▶ **Task prompt**
The response should consist of the records that follow, printed exactly.

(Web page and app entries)
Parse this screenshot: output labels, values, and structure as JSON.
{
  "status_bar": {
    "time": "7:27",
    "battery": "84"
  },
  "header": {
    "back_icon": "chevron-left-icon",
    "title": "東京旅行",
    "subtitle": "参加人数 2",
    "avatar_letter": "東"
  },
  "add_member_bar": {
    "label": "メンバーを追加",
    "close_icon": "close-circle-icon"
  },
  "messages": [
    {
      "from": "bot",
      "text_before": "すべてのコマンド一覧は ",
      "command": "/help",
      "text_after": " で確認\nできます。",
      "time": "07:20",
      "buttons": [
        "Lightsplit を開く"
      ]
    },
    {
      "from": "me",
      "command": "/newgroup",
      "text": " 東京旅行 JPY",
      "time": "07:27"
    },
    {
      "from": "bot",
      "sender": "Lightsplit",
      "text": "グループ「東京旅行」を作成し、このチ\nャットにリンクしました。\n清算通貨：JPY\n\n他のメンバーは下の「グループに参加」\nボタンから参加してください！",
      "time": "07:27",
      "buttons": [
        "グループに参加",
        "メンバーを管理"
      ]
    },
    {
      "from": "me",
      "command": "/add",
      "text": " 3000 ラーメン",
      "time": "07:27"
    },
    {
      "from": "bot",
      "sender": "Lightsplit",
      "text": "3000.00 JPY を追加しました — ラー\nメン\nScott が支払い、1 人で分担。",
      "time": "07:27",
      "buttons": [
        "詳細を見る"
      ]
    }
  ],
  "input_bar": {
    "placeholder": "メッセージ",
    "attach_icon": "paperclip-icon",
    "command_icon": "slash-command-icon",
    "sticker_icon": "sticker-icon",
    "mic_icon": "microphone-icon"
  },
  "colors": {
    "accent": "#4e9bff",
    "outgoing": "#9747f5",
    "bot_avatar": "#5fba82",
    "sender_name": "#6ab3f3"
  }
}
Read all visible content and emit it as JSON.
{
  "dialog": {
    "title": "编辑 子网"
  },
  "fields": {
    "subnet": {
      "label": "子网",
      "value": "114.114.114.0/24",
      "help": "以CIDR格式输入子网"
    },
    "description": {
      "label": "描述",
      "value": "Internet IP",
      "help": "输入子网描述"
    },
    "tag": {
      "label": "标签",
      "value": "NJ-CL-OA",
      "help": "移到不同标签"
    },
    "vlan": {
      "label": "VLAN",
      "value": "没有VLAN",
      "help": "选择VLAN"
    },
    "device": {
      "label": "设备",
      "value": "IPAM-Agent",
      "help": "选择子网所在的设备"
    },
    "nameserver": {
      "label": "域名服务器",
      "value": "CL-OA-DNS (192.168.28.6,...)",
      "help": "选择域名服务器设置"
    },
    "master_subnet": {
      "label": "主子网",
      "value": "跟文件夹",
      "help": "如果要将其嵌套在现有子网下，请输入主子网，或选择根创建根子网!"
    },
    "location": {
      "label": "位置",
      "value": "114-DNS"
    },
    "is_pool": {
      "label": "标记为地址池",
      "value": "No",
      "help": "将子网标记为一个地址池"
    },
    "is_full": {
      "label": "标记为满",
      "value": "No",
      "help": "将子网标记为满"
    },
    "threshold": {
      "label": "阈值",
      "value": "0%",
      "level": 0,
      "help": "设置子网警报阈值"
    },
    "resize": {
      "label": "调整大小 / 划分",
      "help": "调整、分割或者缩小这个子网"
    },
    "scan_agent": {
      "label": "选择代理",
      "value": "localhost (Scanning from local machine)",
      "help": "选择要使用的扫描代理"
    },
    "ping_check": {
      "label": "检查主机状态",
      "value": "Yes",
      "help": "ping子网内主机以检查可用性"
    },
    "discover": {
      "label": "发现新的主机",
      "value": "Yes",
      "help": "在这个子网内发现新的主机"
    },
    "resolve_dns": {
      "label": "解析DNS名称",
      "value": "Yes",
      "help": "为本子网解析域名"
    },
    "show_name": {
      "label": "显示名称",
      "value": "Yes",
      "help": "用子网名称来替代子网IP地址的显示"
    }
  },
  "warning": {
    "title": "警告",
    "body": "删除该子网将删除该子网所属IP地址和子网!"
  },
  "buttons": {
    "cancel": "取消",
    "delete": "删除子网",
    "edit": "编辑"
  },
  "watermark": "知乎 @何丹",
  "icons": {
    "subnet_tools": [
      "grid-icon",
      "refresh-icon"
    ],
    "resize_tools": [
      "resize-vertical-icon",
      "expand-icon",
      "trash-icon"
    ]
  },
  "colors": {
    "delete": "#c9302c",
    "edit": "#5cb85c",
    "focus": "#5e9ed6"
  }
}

▶ **Finished exercise**
Parse this screenshot: output labels, values, and structure as JSON.
{
  "status_bar": {
    "time": "7:27",
    "battery": "84"
  },
  "header": {
    "back_icon": "chevron-left-icon",
    "title": "東京旅行",
    "subtitle": "参加人数 2",
    "avatar_letter": "東"
  },
  "add_member_bar": {
    "label": "メンバーを追加",
    "close_icon": "close-circle-icon"
  },
  "messages": [
    {
      "from": "bot",
      "text_before": "すべてのコマンド一覧は ",
      "command": "/help",
      "text_after": " で確認\nできます。",
      "time": "07:20",
      "buttons": [
        "Lightsplit を開く"
      ]
    },
    {
      "from": "me",
      "command": "/newgroup",
      "text": " 東京旅行 JPY",
      "time": "07:27"
    },
    {
      "from": "bot",
      "sender": "Lightsplit",
      "text": "グループ「東京旅行」を作成し、このチ\nャットにリンクしました。\n清算通貨：JPY\n\n他のメンバーは下の「グループに参加」\nボタンから参加してください！",
      "time": "07:27",
      "buttons": [
        "グループに参加",
        "メンバーを管理"
      ]
    },
    {
      "from": "me",
      "command": "/add",
      "text": " 3000 ラーメン",
      "time": "07:27"
    },
    {
      "from": "bot",
      "sender": "Lightsplit",
      "text": "3000.00 JPY を追加しました — ラー\nメン\nScott が支払い、1 人で分担。",
      "time": "07:27",
      "buttons": [
        "詳細を見る"
      ]
    }
  ],
  "input_bar": {
    "placeholder": "メッセージ",
    "attach_icon": "paperclip-icon",
    "command_icon": "slash-command-icon",
    "sticker_icon": "sticker-icon",
    "mic_icon": "microphone-icon"
  },
  "colors": {
    "accent": "#4e9bff",
    "outgoing": "#9747f5",
    "bot_avatar": "#5fba82",
    "sender_name": "#6ab3f3"
  }
}
Read all visible content and emit it as JSON.
{
  "dialog": {
    "title": "编辑 子网"
  },
  "fields": {
    "subnet": {
      "label": "子网",
      "value": "114.114.114.0/24",
      "help": "以CIDR格式输入子网"
    },
    "description": {
      "label": "描述",
      "value": "Internet IP",
      "help": "输入子网描述"
    },
    "tag": {
      "label": "标签",
      "value": "NJ-CL-OA",
      "help": "移到不同标签"
    },
    "vlan": {
      "label": "VLAN",
      "value": "没有VLAN",
      "help": "选择VLAN"
    },
    "device": {
      "label": "设备",
      "value": "IPAM-Agent",
      "help": "选择子网所在的设备"
    },
    "nameserver": {
      "label": "域名服务器",
      "value": "CL-OA-DNS (192.168.28.6,...)",
      "help": "选择域名服务器设置"
    },
    "master_subnet": {
      "label": "主子网",
      "value": "跟文件夹",
      "help": "如果要将其嵌套在现有子网下，请输入主子网，或选择根创建根子网!"
    },
    "location": {
      "label": "位置",
      "value": "114-DNS"
    },
    "is_pool": {
      "label": "标记为地址池",
      "value": "No",
      "help": "将子网标记为一个地址池"
    },
    "is_full": {
      "label": "标记为满",
      "value": "No",
      "help": "将子网标记为满"
    },
    "threshold": {
      "label": "阈值",
      "value": "0%",
      "level": 0,
      "help": "设置子网警报阈值"
    },
    "resize": {
      "label": "调整大小 / 划分",
      "help": "调整、分割或者缩小这个子网"
    },
    "scan_agent": {
      "label": "选择代理",
      "value": "localhost (Scanning from local machine)",
      "help": "选择要使用的扫描代理"
    },
    "ping_check": {
      "label": "检查主机状态",
      "value": "Yes",
      "help": "ping子网内主机以检查可用性"
    },
    "discover": {
      "label": "发现新的主机",
      "value": "Yes",
      "help": "在这个子网内发现新的主机"
    },
    "resolve_dns": {
      "label": "解析DNS名称",
      "value": "Yes",
      "help": "为本子网解析域名"
    },
    "show_name": {
      "label": "显示名称",
      "value": "Yes",
      "help": "用子网名称来替代子网IP地址的显示"
    }
  },
  "warning": {
    "title": "警告",
    "body": "删除该子网将删除该子网所属IP地址和子网!"
  },
  "buttons": {
    "cancel": "取消",
    "delete": "删除子网",
    "edit": "编辑"
  },
  "watermark": "知乎 @何丹",
  "icons": {
    "subnet_tools": [
      "grid-icon",
      "refresh-icon"
    ],
    "resize_tools": [
      "resize-vertical-icon",
      "expand-icon",
      "trash-icon"
    ]
  },
  "colors": {
    "delete": "#c9302c",
    "edit": "#5cb85c",
    "focus": "#5e9ed6"
  }
}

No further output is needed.